Detachment of the retina - separating the light-sensitive membrane at the back of the eye from the choroid. In the Department of Ophthalmology and Eye Microsurgery K+31, highly qualified ophthalmologists are engaged in the treatment of retinal detachment.
Retinal detachment symptoms, causes
The retina is a thin, light-sensitive tissue at the back of the eye. It allows you to see an image that is directed at it through the cornea and lens.
- Most often, retinal detachment occurs due to damage or tear in the retina. Liquid enters the rupture and this leads to the separation of the retina from the underlying tissues. This is comparable to a trapped air or liquid bubble under the wallpaper. Heredity and high myopia can also be the cause of this condition.
- Another type of retinal detachment is called traction detachment. It occurs in people with uncontrolled diabetes, traumatic, after eye surgery, or in people with chronic inflammation.
- The third type is an exudative form of retinal detachment, which occurs as a result of the formation of exudative fluid under the retina.
When the retina is detached, bleeding from the vessels at the ruptured area can darken the inner part of the eye called the vitreous humor. If the macular region, the part of the retina responsible for object vision, is exfoliated, central vision may be severely affected.

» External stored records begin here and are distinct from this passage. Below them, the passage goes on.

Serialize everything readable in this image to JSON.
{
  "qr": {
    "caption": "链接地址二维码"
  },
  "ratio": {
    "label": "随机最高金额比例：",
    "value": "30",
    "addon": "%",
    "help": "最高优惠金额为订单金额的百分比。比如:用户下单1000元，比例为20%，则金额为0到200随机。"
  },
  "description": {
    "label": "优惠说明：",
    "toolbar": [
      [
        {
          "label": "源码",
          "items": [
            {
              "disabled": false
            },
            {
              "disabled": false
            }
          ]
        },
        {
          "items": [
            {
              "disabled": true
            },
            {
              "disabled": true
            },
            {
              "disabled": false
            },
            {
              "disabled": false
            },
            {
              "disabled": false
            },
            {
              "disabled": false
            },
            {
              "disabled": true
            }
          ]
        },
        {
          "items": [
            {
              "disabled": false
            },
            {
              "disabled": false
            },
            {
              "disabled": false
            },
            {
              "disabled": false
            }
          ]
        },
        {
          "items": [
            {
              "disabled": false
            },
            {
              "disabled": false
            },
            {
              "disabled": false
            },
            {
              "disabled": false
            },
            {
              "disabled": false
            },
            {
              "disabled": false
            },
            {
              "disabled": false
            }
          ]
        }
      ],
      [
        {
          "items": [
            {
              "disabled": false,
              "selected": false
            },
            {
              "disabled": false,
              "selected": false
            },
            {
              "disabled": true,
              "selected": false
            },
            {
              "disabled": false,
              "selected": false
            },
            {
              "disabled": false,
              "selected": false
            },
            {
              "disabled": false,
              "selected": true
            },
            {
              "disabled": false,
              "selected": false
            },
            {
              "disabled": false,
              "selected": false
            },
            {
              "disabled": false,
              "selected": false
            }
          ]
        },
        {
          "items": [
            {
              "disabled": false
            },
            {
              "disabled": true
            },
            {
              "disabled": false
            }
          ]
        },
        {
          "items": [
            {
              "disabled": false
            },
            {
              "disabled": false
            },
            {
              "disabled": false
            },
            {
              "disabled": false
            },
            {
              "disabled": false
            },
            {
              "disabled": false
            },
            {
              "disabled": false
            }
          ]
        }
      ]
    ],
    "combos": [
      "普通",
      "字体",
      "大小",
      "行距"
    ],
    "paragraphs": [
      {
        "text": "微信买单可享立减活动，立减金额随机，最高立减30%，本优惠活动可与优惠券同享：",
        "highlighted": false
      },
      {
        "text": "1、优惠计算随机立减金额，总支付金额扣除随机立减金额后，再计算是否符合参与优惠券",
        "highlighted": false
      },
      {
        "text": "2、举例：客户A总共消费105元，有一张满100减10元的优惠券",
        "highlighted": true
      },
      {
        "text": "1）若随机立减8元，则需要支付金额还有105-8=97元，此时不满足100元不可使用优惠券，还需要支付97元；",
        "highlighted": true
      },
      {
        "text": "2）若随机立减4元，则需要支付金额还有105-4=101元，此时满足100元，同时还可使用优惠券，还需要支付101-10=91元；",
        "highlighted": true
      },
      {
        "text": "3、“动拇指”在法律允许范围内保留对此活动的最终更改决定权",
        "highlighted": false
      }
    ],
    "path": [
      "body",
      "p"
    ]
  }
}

Retinal detachment symptoms
- Bright flashes of light, especially at the periphery of the field of view
- Blurred vision
- Floating eye flies
- Shadow or loss of part of the field of view of one eye
Risk factors for developing retinal detachment
- after surgery on the eyeball (the traction effect of the vitreous body on the periphery of the retina increases),
- the presence of dangerous dystrophic foci on the retina,
- eye injury,
- the presence of retinal degenerations in several members of the same family as a genetic feature.